▶

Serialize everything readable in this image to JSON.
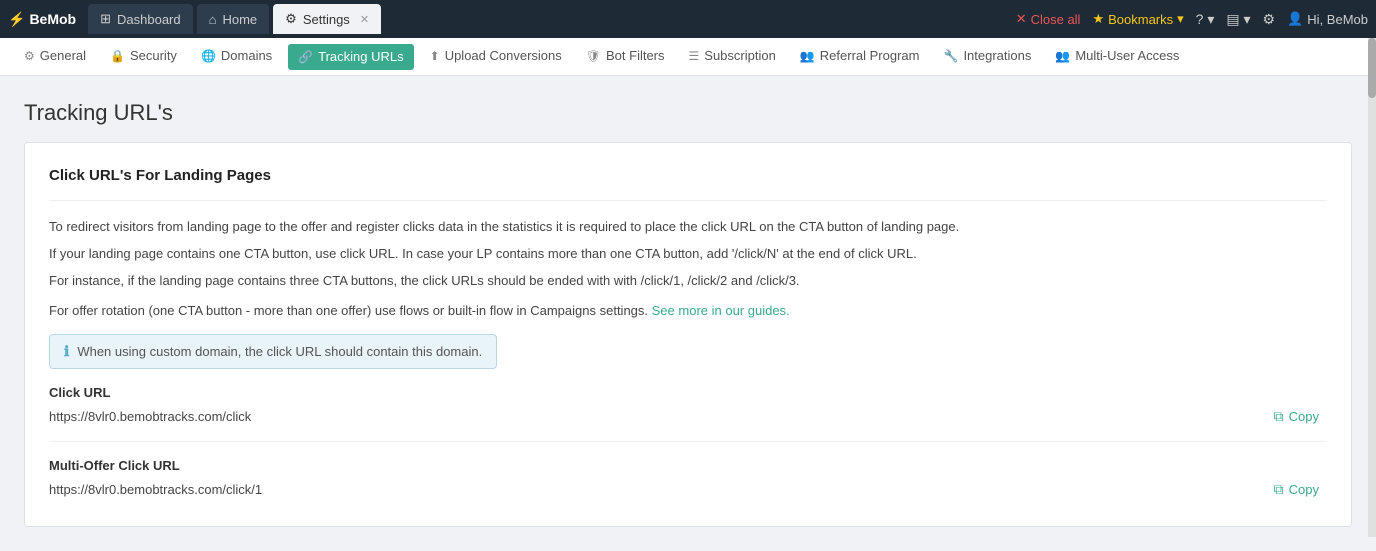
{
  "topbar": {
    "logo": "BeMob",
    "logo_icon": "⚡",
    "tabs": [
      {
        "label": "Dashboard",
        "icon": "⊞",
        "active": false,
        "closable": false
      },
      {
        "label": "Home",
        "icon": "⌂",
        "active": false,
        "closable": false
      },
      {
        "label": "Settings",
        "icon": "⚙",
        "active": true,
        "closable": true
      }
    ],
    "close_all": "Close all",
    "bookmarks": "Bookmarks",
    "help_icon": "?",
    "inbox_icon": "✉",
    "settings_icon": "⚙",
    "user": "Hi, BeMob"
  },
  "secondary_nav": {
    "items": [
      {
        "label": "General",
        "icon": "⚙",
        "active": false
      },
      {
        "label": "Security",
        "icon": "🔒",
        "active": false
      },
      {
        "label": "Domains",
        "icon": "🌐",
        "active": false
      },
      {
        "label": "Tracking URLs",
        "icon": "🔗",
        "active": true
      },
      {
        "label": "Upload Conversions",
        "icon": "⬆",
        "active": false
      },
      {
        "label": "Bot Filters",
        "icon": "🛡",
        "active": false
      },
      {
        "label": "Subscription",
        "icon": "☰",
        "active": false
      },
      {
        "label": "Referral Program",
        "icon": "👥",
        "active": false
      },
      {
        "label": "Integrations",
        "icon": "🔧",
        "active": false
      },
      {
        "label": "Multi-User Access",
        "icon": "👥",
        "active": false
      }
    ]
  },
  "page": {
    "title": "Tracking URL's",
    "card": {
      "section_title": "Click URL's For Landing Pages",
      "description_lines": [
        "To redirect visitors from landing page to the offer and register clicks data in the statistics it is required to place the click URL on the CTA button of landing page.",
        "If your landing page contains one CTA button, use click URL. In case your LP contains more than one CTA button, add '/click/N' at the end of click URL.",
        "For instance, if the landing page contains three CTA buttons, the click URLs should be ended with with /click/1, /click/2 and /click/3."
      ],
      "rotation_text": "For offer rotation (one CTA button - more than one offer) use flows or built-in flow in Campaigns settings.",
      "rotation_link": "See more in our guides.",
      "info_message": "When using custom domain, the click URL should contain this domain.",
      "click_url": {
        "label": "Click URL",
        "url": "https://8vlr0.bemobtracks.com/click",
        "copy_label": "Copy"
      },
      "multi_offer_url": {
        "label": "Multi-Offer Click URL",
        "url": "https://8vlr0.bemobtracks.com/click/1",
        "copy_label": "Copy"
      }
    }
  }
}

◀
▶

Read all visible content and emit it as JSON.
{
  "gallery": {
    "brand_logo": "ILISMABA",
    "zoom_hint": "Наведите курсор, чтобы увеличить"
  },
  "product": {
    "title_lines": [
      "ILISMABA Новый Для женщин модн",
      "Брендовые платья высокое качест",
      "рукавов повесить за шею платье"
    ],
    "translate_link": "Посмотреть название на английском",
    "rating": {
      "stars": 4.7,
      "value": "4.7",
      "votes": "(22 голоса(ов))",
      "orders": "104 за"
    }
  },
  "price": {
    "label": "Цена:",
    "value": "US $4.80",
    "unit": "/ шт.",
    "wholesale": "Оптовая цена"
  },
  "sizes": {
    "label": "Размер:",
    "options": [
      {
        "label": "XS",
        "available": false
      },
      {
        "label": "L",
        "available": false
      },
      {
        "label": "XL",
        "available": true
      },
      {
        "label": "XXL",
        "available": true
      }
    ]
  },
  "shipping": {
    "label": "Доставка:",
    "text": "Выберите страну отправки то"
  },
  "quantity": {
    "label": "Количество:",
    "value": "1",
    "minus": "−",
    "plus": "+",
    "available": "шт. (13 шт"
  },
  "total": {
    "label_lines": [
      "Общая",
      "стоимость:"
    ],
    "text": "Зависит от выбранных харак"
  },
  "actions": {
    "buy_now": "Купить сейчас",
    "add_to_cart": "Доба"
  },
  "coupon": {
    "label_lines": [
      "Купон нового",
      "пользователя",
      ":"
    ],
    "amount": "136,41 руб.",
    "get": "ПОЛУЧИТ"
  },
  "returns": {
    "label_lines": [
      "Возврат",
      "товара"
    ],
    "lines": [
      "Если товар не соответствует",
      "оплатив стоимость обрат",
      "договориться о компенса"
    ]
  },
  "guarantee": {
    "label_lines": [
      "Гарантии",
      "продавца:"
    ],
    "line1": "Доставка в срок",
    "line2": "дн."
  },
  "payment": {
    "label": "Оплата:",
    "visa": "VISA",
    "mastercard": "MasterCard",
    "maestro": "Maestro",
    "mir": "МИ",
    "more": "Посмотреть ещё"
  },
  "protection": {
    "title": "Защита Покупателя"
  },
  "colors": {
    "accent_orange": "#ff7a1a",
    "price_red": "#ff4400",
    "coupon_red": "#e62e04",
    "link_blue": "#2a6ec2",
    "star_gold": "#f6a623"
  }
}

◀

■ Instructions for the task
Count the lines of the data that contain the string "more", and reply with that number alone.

■ Output for this task
4